## Your instructions
The entries below need to be written out exactly, with no pictures included.

** Material for the task follows **

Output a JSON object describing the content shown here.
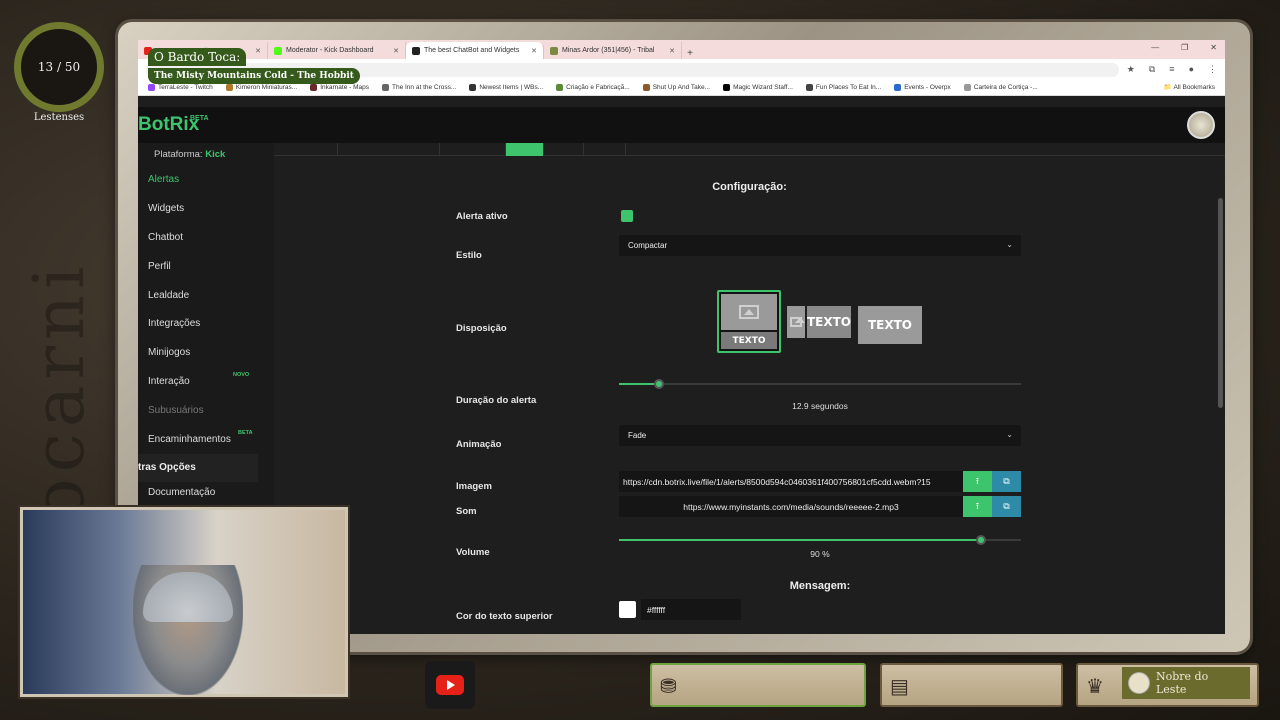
{
  "stream": {
    "counter": "13 / 50",
    "counter_label": "Lestenses",
    "now_playing_title": "O Bardo Toca:",
    "now_playing_song": "The Misty Mountains Cold - The Hobbit",
    "badge_label": "Nobre do Leste"
  },
  "browser": {
    "tabs": [
      {
        "label": "",
        "color": "#e62117"
      },
      {
        "label": "Moderator - Kick Dashboard",
        "color": "#53fc18"
      },
      {
        "label": "The best ChatBot and Widgets",
        "color": "#222222"
      },
      {
        "label": "Minas Ardor (351|456) - Tribal",
        "color": "#7a8a40"
      }
    ],
    "bookmarks": [
      {
        "label": "TerraLeste - Twitch",
        "color": "#9146ff"
      },
      {
        "label": "Kimeron Miniaturas...",
        "color": "#b07a2a"
      },
      {
        "label": "Inkarnate - Maps",
        "color": "#6a2a2a"
      },
      {
        "label": "The Inn at the Cross...",
        "color": "#666666"
      },
      {
        "label": "Newest Items | WBs...",
        "color": "#333333"
      },
      {
        "label": "Criação e Fabricaçã...",
        "color": "#5a8a3a"
      },
      {
        "label": "Shut Up And Take...",
        "color": "#8a5a2a"
      },
      {
        "label": "Magic Wizard Staff...",
        "color": "#000000"
      },
      {
        "label": "Fun Places To Eat In...",
        "color": "#444444"
      },
      {
        "label": "Events - Overpx",
        "color": "#2a6aca"
      },
      {
        "label": "Carteira de Cortiça -...",
        "color": "#999999"
      }
    ],
    "all_bookmarks": "All Bookmarks"
  },
  "app": {
    "logo": "BotRix",
    "logo_badge": "BETA",
    "platform_label": "Plataforma:",
    "platform_value": "Kick",
    "nav": [
      {
        "label": "Alertas",
        "state": "active",
        "badge": ""
      },
      {
        "label": "Widgets",
        "state": "",
        "badge": ""
      },
      {
        "label": "Chatbot",
        "state": "",
        "badge": ""
      },
      {
        "label": "Perfil",
        "state": "",
        "badge": ""
      },
      {
        "label": "Lealdade",
        "state": "",
        "badge": ""
      },
      {
        "label": "Integrações",
        "state": "",
        "badge": ""
      },
      {
        "label": "Minijogos",
        "state": "",
        "badge": ""
      },
      {
        "label": "Interação",
        "state": "",
        "badge": "NOVO"
      },
      {
        "label": "Subusuários",
        "state": "dim",
        "badge": ""
      },
      {
        "label": "Encaminhamentos",
        "state": "",
        "badge": "BETA"
      }
    ],
    "section_other": "tras Opções",
    "doc_label": "Documentação"
  },
  "config": {
    "title": "Configuração:",
    "alert_active_label": "Alerta ativo",
    "alert_active": true,
    "style_label": "Estilo",
    "style_value": "Compactar",
    "layout_label": "Disposição",
    "layout_text": "TEXTO",
    "duration_label": "Duração do alerta",
    "duration_fraction": 0.1,
    "duration_value": "12.9",
    "duration_unit": "segundos",
    "animation_label": "Animação",
    "animation_value": "Fade",
    "image_label": "Imagem",
    "image_url": "https://cdn.botrix.live/file/1/alerts/8500d594c0460361f400756801cf5cdd.webm?15",
    "sound_label": "Som",
    "sound_url": "https://www.myinstants.com/media/sounds/reeeee-2.mp3",
    "volume_label": "Volume",
    "volume_fraction": 0.9,
    "volume_value": "90",
    "volume_unit": "%",
    "message_title": "Mensagem:",
    "top_text_color_label": "Cor do texto superior",
    "top_text_color": "#ffffff",
    "accent_color": "#3ec46d"
  }
}
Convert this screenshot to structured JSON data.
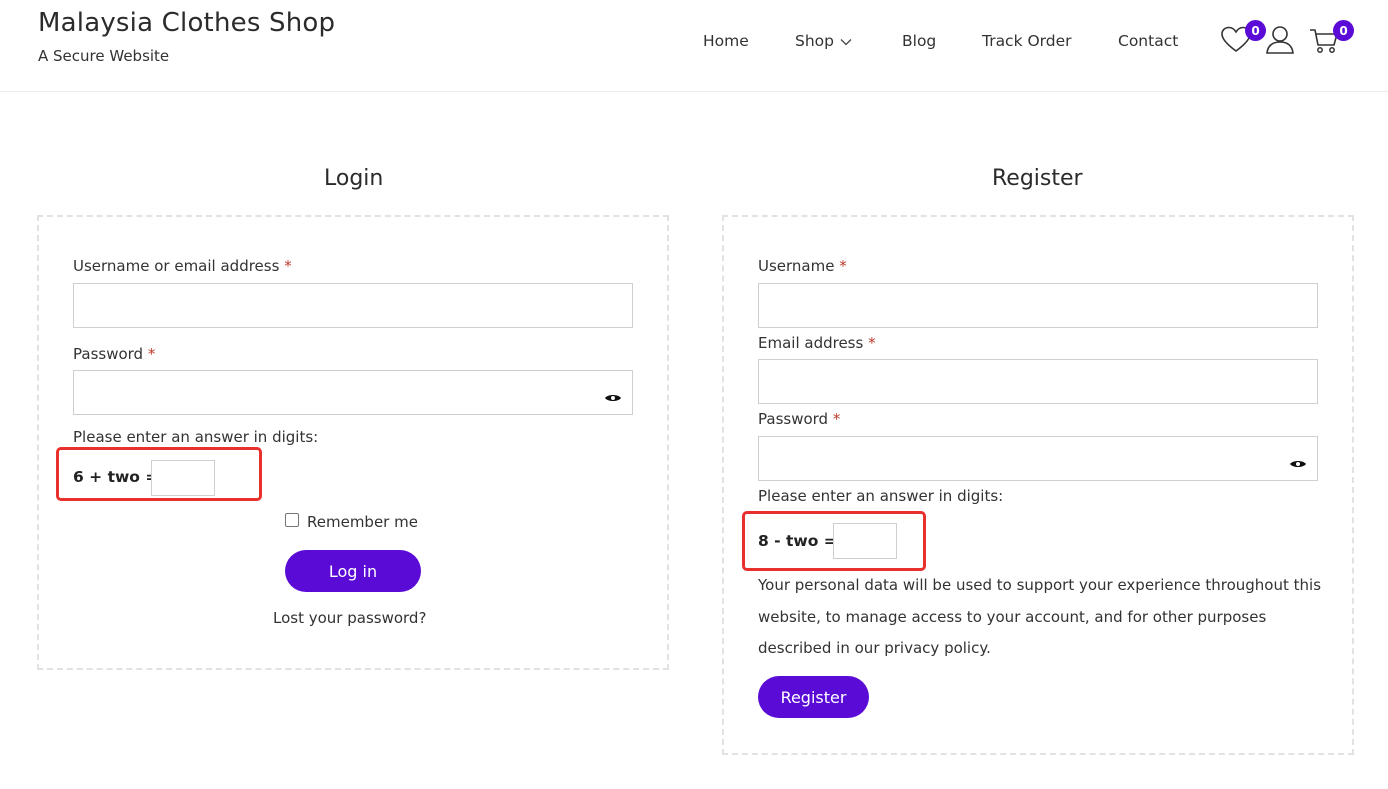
{
  "site": {
    "title": "Malaysia Clothes Shop",
    "tagline": "A Secure Website"
  },
  "nav": {
    "items": [
      "Home",
      "Shop",
      "Blog",
      "Track Order",
      "Contact"
    ]
  },
  "header_icons": {
    "wishlist": {
      "icon": "heart-icon",
      "count": "0"
    },
    "account": {
      "icon": "user-icon"
    },
    "cart": {
      "icon": "cart-icon",
      "count": "0"
    }
  },
  "login": {
    "title": "Login",
    "username_label": "Username or email address",
    "password_label": "Password",
    "required_mark": "*",
    "captcha_prompt": "Please enter an answer in digits:",
    "captcha_equation": "6 + two =",
    "remember_label": "Remember me",
    "submit_label": "Log in",
    "lost_password": "Lost your password?"
  },
  "register": {
    "title": "Register",
    "username_label": "Username",
    "email_label": "Email address",
    "password_label": "Password",
    "required_mark": "*",
    "captcha_prompt": "Please enter an answer in digits:",
    "captcha_equation": "8 - two =",
    "privacy_text": "Your personal data will be used to support your experience throughout this website, to manage access to your account, and for other purposes described in our privacy policy.",
    "submit_label": "Register"
  },
  "colors": {
    "accent": "#5b0bd6",
    "required": "#c0392b",
    "highlight": "#e8302c"
  }
}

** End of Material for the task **

## Exercise output
Output a JSON object describing the content shown here.
{
  "stream": {
    "counter": "13 / 50",
    "counter_label": "Lestenses",
    "now_playing_title": "O Bardo Toca:",
    "now_playing_song": "The Misty Mountains Cold - The Hobbit",
    "badge_label": "Nobre do Leste"
  },
  "browser": {
    "tabs": [
      {
        "label": "",
        "color": "#e62117"
      },
      {
        "label": "Moderator - Kick Dashboard",
        "color": "#53fc18"
      },
      {
        "label": "The best ChatBot and Widgets",
        "color": "#222222"
      },
      {
        "label": "Minas Ardor (351|456) - Tribal",
        "color": "#7a8a40"
      }
    ],
    "bookmarks": [
      {
        "label": "TerraLeste - Twitch",
        "color": "#9146ff"
      },
      {
        "label": "Kimeron Miniaturas...",
        "color": "#b07a2a"
      },
      {
        "label": "Inkarnate - Maps",
        "color": "#6a2a2a"
      },
      {
        "label": "The Inn at the Cross...",
        "color": "#666666"
      },
      {
        "label": "Newest Items | WBs...",
        "color": "#333333"
      },
      {
        "label": "Criação e Fabricaçã...",
        "color": "#5a8a3a"
      },
      {
        "label": "Shut Up And Take...",
        "color": "#8a5a2a"
      },
      {
        "label": "Magic Wizard Staff...",
        "color": "#000000"
      },
      {
        "label": "Fun Places To Eat In...",
        "color": "#444444"
      },
      {
        "label": "Events - Overpx",
        "color": "#2a6aca"
      },
      {
        "label": "Carteira de Cortiça -...",
        "color": "#999999"
      }
    ],
    "all_bookmarks": "All Bookmarks"
  },
  "app": {
    "logo": "BotRix",
    "logo_badge": "BETA",
    "platform_label": "Plataforma:",
    "platform_value": "Kick",
    "nav": [
      {
        "label": "Alertas",
        "state": "active",
        "badge": ""
      },
      {
        "label": "Widgets",
        "state": "",
        "badge": ""
      },
      {
        "label": "Chatbot",
        "state": "",
        "badge": ""
      },
      {
        "label": "Perfil",
        "state": "",
        "badge": ""
      },
      {
        "label": "Lealdade",
        "state": "",
        "badge": ""
      },
      {
        "label": "Integrações",
        "state": "",
        "badge": ""
      },
      {
        "label": "Minijogos",
        "state": "",
        "badge": ""
      },
      {
        "label": "Interação",
        "state": "",
        "badge": "NOVO"
      },
      {
        "label": "Subusuários",
        "state": "dim",
        "badge": ""
      },
      {
        "label": "Encaminhamentos",
        "state": "",
        "badge": "BETA"
      }
    ],
    "section_other": "tras Opções",
    "doc_label": "Documentação"
  },
  "config": {
    "title": "Configuração:",
    "alert_active_label": "Alerta ativo",
    "alert_active": true,
    "style_label": "Estilo",
    "style_value": "Compactar",
    "layout_label": "Disposição",
    "layout_text": "TEXTO",
    "duration_label": "Duração do alerta",
    "duration_fraction": 0.1,
    "duration_value": "12.9",
    "duration_unit": "segundos",
    "animation_label": "Animação",
    "animation_value": "Fade",
    "image_label": "Imagem",
    "image_url": "https://cdn.botrix.live/file/1/alerts/8500d594c0460361f400756801cf5cdd.webm?15",
    "sound_label": "Som",
    "sound_url": "https://www.myinstants.com/media/sounds/reeeee-2.mp3",
    "volume_label": "Volume",
    "volume_fraction": 0.9,
    "volume_value": "90",
    "volume_unit": "%",
    "message_title": "Mensagem:",
    "top_text_color_label": "Cor do texto superior",
    "top_text_color": "#ffffff",
    "accent_color": "#3ec46d"
  }
}
Convert this screenshot to structured JSON data.
{
  "site": {
    "title": "Malaysia Clothes Shop",
    "tagline": "A Secure Website"
  },
  "nav": {
    "items": [
      "Home",
      "Shop",
      "Blog",
      "Track Order",
      "Contact"
    ]
  },
  "header_icons": {
    "wishlist": {
      "icon": "heart-icon",
      "count": "0"
    },
    "account": {
      "icon": "user-icon"
    },
    "cart": {
      "icon": "cart-icon",
      "count": "0"
    }
  },
  "login": {
    "title": "Login",
    "username_label": "Username or email address",
    "password_label": "Password",
    "required_mark": "*",
    "captcha_prompt": "Please enter an answer in digits:",
    "captcha_equation": "6 + two =",
    "remember_label": "Remember me",
    "submit_label": "Log in",
    "lost_password": "Lost your password?"
  },
  "register": {
    "title": "Register",
    "username_label": "Username",
    "email_label": "Email address",
    "password_label": "Password",
    "required_mark": "*",
    "captcha_prompt": "Please enter an answer in digits:",
    "captcha_equation": "8 - two =",
    "privacy_text": "Your personal data will be used to support your experience throughout this website, to manage access to your account, and for other purposes described in our privacy policy.",
    "submit_label": "Register"
  },
  "colors": {
    "accent": "#5b0bd6",
    "required": "#c0392b",
    "highlight": "#e8302c"
  }
}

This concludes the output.